Print every entry exactly as it appears, but skip the pictures.

### [PROVIDED MATERIAL]

=== Section Start ===

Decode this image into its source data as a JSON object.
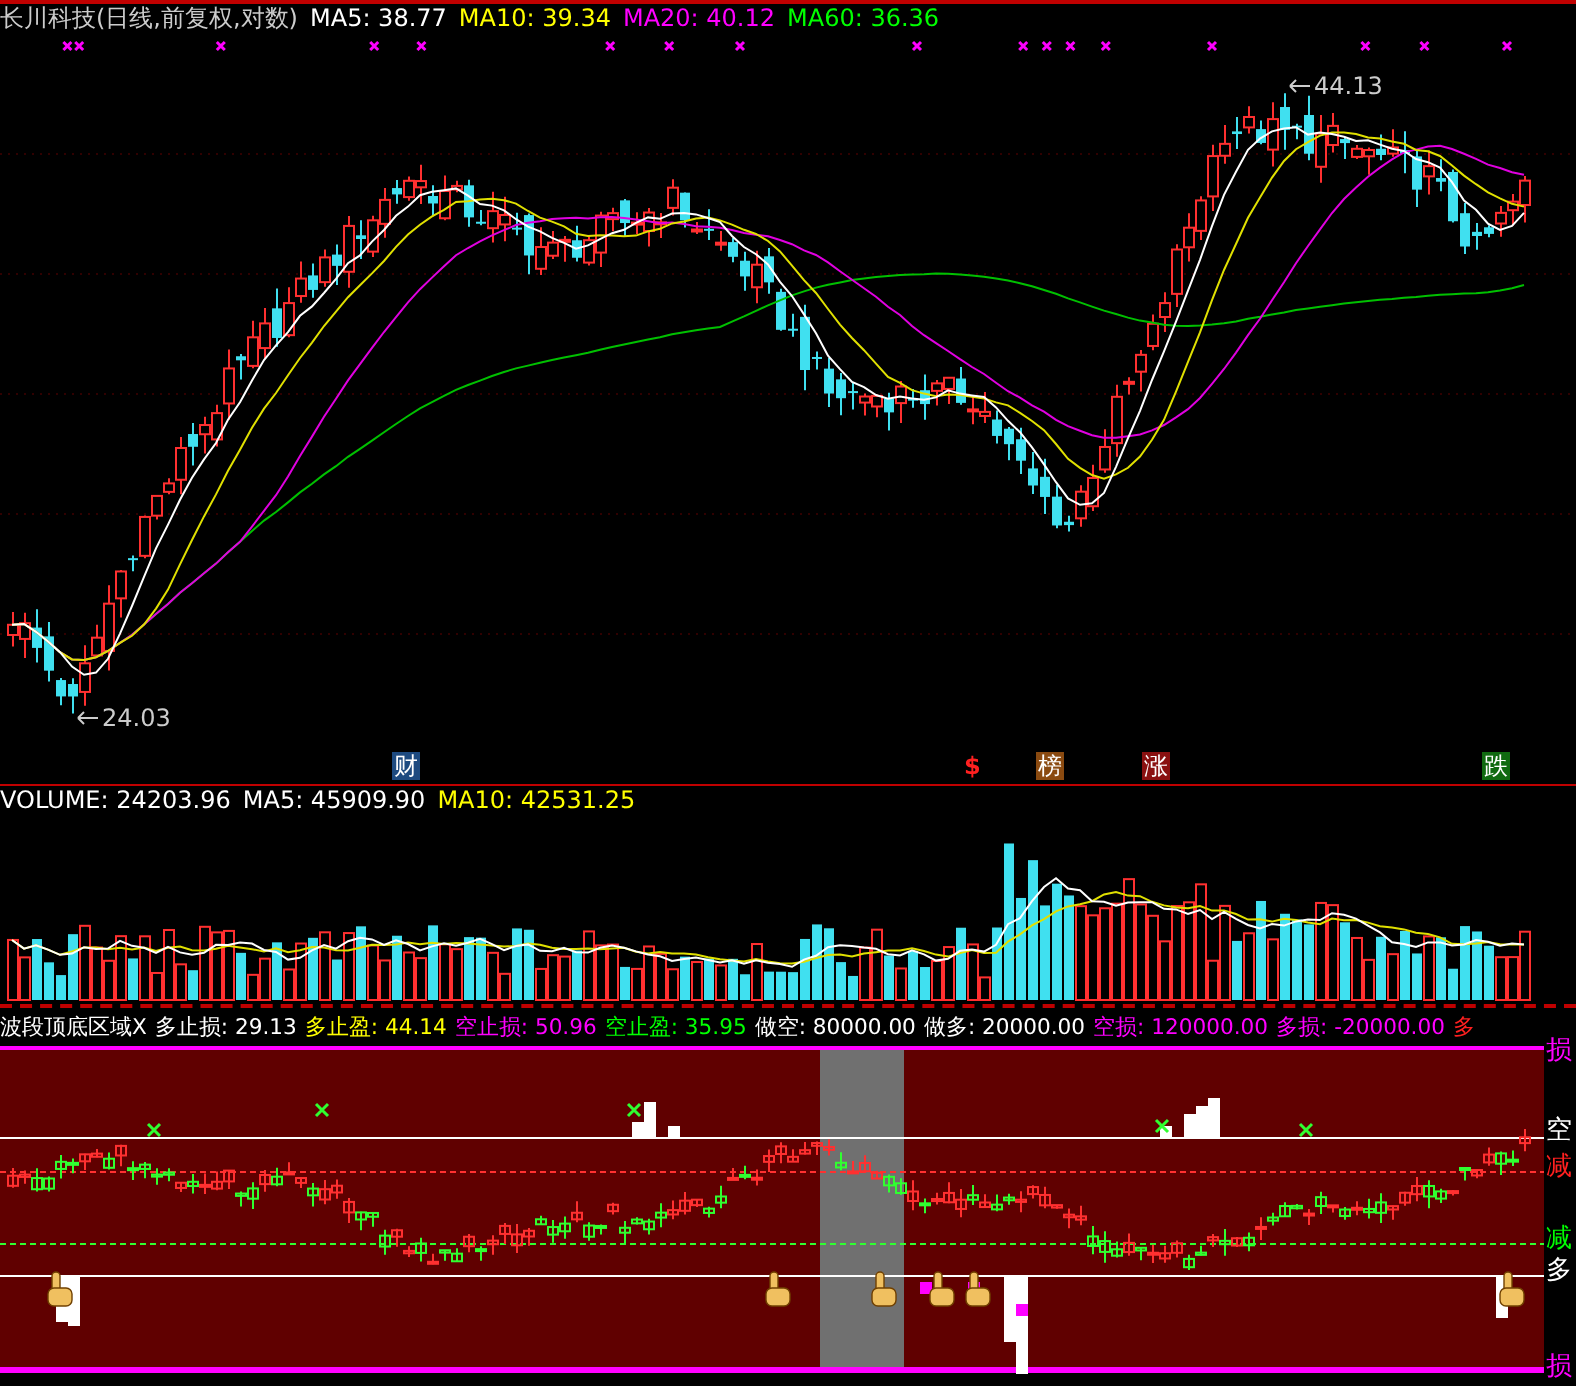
{
  "price_panel": {
    "title": "长川科技(日线,前复权,对数)",
    "legend": [
      {
        "text": "MA5: 38.77",
        "color": "#ffffff"
      },
      {
        "text": "MA10: 39.34",
        "color": "#ffff00"
      },
      {
        "text": "MA20: 40.12",
        "color": "#ff00ff"
      },
      {
        "text": "MA60: 36.36",
        "color": "#00ff00"
      }
    ],
    "high_label": "44.13",
    "low_label": "24.03",
    "events": [
      {
        "label": "财",
        "kind": "badge",
        "color": "#1d4a80"
      },
      {
        "label": "$",
        "kind": "symbol",
        "color": "#ff2020"
      },
      {
        "label": "榜",
        "kind": "badge",
        "color": "#8a4a10"
      },
      {
        "label": "涨",
        "kind": "badge",
        "color": "#8a1010"
      },
      {
        "label": "跌",
        "kind": "badge",
        "color": "#106a10"
      }
    ]
  },
  "volume_panel": {
    "legend": [
      {
        "text": "VOLUME: 24203.96",
        "color": "#ffffff"
      },
      {
        "text": "MA5: 45909.90",
        "color": "#ffffff"
      },
      {
        "text": "MA10: 42531.25",
        "color": "#ffff00"
      }
    ]
  },
  "indicator_panel": {
    "legend": [
      {
        "text": "波段顶底区域X",
        "color": "#ffffff"
      },
      {
        "text": "多止损: 29.13",
        "color": "#ffffff"
      },
      {
        "text": "多止盈: 44.14",
        "color": "#ffff00"
      },
      {
        "text": "空止损: 50.96",
        "color": "#ff00ff"
      },
      {
        "text": "空止盈: 35.95",
        "color": "#00ff00"
      },
      {
        "text": "做空: 80000.00",
        "color": "#ffffff"
      },
      {
        "text": "做多: 20000.00",
        "color": "#ffffff"
      },
      {
        "text": "空损: 120000.00",
        "color": "#ff00ff"
      },
      {
        "text": "多损: -20000.00",
        "color": "#ff00ff"
      },
      {
        "text": "多",
        "color": "#ff2020"
      }
    ],
    "axis_labels": [
      {
        "text": "损",
        "color": "#ff00ff"
      },
      {
        "text": "空",
        "color": "#ffffff"
      },
      {
        "text": "减",
        "color": "#ff2020"
      },
      {
        "text": "减",
        "color": "#00ff00"
      },
      {
        "text": "多",
        "color": "#ffffff"
      },
      {
        "text": "损",
        "color": "#ff00ff"
      }
    ]
  }
}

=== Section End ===

### [SOLUTION FOR THIS EXERCISE]
Decode this image into its source data as a JSON object.
{
  "price_panel": {
    "title": "长川科技(日线,前复权,对数)",
    "legend": [
      {
        "text": "MA5: 38.77",
        "color": "#ffffff"
      },
      {
        "text": "MA10: 39.34",
        "color": "#ffff00"
      },
      {
        "text": "MA20: 40.12",
        "color": "#ff00ff"
      },
      {
        "text": "MA60: 36.36",
        "color": "#00ff00"
      }
    ],
    "high_label": "44.13",
    "low_label": "24.03",
    "events": [
      {
        "label": "财",
        "kind": "badge",
        "color": "#1d4a80"
      },
      {
        "label": "$",
        "kind": "symbol",
        "color": "#ff2020"
      },
      {
        "label": "榜",
        "kind": "badge",
        "color": "#8a4a10"
      },
      {
        "label": "涨",
        "kind": "badge",
        "color": "#8a1010"
      },
      {
        "label": "跌",
        "kind": "badge",
        "color": "#106a10"
      }
    ]
  },
  "volume_panel": {
    "legend": [
      {
        "text": "VOLUME: 24203.96",
        "color": "#ffffff"
      },
      {
        "text": "MA5: 45909.90",
        "color": "#ffffff"
      },
      {
        "text": "MA10: 42531.25",
        "color": "#ffff00"
      }
    ]
  },
  "indicator_panel": {
    "legend": [
      {
        "text": "波段顶底区域X",
        "color": "#ffffff"
      },
      {
        "text": "多止损: 29.13",
        "color": "#ffffff"
      },
      {
        "text": "多止盈: 44.14",
        "color": "#ffff00"
      },
      {
        "text": "空止损: 50.96",
        "color": "#ff00ff"
      },
      {
        "text": "空止盈: 35.95",
        "color": "#00ff00"
      },
      {
        "text": "做空: 80000.00",
        "color": "#ffffff"
      },
      {
        "text": "做多: 20000.00",
        "color": "#ffffff"
      },
      {
        "text": "空损: 120000.00",
        "color": "#ff00ff"
      },
      {
        "text": "多损: -20000.00",
        "color": "#ff00ff"
      },
      {
        "text": "多",
        "color": "#ff2020"
      }
    ],
    "axis_labels": [
      {
        "text": "损",
        "color": "#ff00ff"
      },
      {
        "text": "空",
        "color": "#ffffff"
      },
      {
        "text": "减",
        "color": "#ff2020"
      },
      {
        "text": "减",
        "color": "#00ff00"
      },
      {
        "text": "多",
        "color": "#ffffff"
      },
      {
        "text": "损",
        "color": "#ff00ff"
      }
    ]
  }
}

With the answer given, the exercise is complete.